The imagination of an imminent liberation by way of scriptwriting, music, poetry, dance, and other forms of art is not an act of naïve hopefulness but a deliberate stance against notions of fatalism and impossibilism that only further the aspirations of caste elites. To imagine “what can be” from the midst of oppression and absurdity is a sign of the creative power of Dalit agency. Dalit imagination is an affirmation of Dalit humanity and agency even as it transcends the limits set by caste brutalization.
If shows like Indian Matchmaking want to showcase narratives of dominant-caste men, may they be narratives of discomfort, repentance, and accountability, and not one of pride and honor because we know all too well that endogamy, seen in Indian Matchmaking, is about preserving caste honor, and honor-based killings, witnessed in Sairat, is about reclaiming caste honor.
What depraved reasoning caused these devilish men to make a political statement by raping a child? What morbid fascination caused these bestial men to clout the head of a little child?

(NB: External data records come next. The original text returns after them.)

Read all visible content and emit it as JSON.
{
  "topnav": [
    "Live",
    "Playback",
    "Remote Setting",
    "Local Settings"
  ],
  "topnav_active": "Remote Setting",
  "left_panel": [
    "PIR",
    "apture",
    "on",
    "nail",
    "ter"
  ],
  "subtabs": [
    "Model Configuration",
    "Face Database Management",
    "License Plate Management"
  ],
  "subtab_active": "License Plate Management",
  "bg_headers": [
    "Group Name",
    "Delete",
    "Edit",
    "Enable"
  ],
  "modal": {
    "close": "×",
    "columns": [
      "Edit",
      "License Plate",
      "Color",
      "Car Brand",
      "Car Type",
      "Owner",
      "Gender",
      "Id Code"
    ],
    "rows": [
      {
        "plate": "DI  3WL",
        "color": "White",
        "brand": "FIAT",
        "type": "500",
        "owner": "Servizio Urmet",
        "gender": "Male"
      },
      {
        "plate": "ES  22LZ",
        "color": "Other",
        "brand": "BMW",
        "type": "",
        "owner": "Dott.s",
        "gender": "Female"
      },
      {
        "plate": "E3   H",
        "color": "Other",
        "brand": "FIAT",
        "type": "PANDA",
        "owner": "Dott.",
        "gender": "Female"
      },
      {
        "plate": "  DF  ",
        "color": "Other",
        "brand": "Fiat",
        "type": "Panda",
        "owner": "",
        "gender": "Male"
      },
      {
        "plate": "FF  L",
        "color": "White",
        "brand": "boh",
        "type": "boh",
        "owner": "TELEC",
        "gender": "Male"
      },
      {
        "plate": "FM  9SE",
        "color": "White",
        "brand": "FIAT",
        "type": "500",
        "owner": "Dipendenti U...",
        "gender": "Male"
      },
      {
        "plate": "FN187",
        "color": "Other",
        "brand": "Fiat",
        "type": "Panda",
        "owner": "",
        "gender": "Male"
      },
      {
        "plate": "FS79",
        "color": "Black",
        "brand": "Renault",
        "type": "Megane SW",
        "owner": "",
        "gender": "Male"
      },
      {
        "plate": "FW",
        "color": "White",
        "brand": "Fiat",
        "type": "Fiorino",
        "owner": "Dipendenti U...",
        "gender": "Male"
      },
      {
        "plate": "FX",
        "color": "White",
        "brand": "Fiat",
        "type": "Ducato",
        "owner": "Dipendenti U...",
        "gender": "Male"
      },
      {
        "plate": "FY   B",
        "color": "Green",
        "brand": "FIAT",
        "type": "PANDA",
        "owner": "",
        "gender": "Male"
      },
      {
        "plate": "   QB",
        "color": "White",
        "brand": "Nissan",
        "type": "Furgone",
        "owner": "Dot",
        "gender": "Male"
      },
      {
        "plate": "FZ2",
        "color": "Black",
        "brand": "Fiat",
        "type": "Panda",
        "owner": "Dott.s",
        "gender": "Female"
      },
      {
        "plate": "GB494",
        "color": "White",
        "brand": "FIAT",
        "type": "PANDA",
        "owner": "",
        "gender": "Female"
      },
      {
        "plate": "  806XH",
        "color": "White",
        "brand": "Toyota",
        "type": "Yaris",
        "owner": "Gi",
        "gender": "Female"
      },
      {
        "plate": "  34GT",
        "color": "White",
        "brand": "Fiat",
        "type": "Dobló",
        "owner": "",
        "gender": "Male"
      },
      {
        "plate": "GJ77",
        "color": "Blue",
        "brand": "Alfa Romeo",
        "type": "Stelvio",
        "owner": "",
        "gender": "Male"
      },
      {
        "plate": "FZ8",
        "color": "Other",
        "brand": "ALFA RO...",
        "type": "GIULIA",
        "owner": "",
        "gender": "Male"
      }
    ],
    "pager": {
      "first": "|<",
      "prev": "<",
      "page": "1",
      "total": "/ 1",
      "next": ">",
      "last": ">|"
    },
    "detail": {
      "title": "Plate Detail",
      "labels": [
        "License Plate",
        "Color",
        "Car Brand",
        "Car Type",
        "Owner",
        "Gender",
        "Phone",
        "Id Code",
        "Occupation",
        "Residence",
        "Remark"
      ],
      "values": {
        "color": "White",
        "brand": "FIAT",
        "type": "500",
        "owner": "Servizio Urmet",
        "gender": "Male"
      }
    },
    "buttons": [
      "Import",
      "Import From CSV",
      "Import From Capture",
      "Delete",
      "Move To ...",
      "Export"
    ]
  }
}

The narrative of David and Bathsheba has for long captured the imagination of all peoples. Despite the sequence of events in this narrative, most of us still consider David as “the man after God’s own heart.” However, it was this man that brought disaster upon a home and sowed the seed of hatred and violence that ended up permeating his very home. We have conveniently embraced the ‘mighty’ and ‘powerful’ David, and perhaps even uncritically, the ‘repentant’ David. The challenge before us is to do away with the rhetoric of the ‘manly,’ ‘victorious’ and ‘mighty’ David. We must stop defending David, the libertine.
The women out there in the field are confronting the phenomena of masculinization where cricket and other sports has been masculinized, where press meetings and conferences has been masculinized, where public spaces and social forums has been masculinized, and where even our consciences has been masculinized.